Unless you're allergic, wasp stings can be treated at home. Simply wash the sting area with soap and water to remove as much of the venom as possible. It's important to keep the wound clean and dry to prevent infection, so we recommend covered the sting area with a bandage. Applying a cold pack can also help reduce the swelling and pain.
Severe reactions to wasp stings should be handled by a physician. If you have allergic reactions, such as swelling of the face, lips or throat, hives, difficulties breathing, dizziness, lightheadedness, nausea or vomiting, stomach cramps or a weak or racing pulse you should seek immediate medical assistance.
How Do Wasps Get Inside?
Wasps generally enter a home because there is a crack or small opening in some part of the house. Additionally, they can sneak in on clothing, bags or through doors, as you are leaving or entering a building. Once inside, they are looking for a way out and will typically end up near windows and other light sources. You can usually vacuum them up with a hose extension on your vacuum. If you notice a wasp infestation, seek professional help to get rid of it and ensure your safety in the wasp removal.
WASPS & HORNETS removal BOISE, ID AND METRO AREA

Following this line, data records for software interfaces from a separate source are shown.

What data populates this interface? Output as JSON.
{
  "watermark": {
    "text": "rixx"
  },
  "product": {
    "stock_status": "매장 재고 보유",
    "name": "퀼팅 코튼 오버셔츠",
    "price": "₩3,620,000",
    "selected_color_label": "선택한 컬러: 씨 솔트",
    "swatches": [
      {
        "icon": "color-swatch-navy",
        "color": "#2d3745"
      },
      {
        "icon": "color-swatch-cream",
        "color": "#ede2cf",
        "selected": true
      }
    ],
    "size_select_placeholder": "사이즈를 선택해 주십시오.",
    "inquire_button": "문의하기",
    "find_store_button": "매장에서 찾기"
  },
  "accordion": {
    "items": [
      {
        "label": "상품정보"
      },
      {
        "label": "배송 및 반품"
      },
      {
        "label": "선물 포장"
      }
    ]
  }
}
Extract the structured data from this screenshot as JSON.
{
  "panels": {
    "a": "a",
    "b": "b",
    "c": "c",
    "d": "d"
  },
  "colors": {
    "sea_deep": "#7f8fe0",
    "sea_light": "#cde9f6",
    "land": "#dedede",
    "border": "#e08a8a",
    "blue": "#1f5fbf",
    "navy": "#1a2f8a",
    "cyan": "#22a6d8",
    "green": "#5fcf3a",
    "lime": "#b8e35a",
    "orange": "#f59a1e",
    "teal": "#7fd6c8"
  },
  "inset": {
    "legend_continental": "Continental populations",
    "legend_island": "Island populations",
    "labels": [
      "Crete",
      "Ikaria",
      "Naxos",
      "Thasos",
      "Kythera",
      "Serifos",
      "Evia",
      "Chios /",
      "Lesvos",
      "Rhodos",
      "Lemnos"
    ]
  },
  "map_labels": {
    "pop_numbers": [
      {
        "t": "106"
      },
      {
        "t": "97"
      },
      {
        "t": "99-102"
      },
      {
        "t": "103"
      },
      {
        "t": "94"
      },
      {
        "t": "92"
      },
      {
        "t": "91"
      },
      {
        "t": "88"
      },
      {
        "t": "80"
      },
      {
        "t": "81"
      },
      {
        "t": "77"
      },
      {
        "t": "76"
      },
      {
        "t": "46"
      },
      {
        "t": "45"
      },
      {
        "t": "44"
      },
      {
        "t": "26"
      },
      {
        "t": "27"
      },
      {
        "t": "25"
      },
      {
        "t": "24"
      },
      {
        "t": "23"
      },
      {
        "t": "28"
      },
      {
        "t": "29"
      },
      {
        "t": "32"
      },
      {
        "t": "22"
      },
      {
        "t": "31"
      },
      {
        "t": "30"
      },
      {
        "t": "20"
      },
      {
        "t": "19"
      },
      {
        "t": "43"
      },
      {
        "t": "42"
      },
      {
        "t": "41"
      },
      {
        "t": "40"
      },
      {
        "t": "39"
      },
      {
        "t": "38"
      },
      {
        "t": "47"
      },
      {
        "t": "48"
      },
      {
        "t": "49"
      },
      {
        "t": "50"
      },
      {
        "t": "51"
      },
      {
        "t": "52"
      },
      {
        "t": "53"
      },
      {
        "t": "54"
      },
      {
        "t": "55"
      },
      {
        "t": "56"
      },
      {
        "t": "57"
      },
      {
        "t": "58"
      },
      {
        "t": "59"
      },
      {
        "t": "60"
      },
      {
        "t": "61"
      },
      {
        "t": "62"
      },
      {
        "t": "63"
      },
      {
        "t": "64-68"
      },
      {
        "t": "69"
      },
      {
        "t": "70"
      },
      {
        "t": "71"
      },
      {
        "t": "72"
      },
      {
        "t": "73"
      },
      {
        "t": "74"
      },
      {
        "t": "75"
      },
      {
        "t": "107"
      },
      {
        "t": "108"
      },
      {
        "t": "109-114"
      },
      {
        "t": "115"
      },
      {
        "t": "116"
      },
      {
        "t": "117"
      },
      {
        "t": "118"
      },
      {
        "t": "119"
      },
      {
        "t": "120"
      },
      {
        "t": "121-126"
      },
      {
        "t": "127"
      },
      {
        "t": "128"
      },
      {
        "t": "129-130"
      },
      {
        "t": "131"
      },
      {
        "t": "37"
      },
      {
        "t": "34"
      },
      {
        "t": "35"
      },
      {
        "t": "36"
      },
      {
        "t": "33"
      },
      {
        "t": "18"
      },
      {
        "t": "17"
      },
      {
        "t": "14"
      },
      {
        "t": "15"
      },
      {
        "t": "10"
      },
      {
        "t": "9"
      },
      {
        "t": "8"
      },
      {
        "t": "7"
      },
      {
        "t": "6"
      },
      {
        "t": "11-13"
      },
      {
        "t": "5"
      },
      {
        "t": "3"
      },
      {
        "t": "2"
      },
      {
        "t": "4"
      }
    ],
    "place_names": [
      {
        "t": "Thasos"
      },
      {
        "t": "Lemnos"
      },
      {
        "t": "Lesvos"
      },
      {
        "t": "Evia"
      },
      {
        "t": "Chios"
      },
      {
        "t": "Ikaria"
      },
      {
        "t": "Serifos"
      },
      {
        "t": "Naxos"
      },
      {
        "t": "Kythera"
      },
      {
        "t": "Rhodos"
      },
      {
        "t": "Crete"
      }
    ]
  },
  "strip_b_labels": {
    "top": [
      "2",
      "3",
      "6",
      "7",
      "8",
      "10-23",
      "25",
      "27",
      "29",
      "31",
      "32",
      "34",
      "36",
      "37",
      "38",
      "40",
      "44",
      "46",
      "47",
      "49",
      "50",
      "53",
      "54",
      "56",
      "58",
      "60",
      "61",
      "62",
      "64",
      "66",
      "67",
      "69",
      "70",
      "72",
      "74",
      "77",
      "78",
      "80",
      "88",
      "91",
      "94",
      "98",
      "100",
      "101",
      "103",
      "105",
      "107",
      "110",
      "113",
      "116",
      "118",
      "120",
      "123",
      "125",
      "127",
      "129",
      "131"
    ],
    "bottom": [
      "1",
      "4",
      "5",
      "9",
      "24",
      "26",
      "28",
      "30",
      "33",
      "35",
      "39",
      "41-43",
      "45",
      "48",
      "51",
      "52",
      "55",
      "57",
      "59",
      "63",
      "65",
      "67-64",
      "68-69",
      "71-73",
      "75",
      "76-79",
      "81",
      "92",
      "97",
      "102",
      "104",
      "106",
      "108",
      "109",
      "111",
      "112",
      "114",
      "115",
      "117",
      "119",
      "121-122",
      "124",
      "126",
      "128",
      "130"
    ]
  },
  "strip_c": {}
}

Does your home or business have a wasp nest problem? EcoCity Pest Control can help! As the leading Boise area exterminator, our technicians will take care of your wasp problem safely and efficiently. Don't put yourself in danger - schedule an appointment online or call us at (208) 901-6009 today!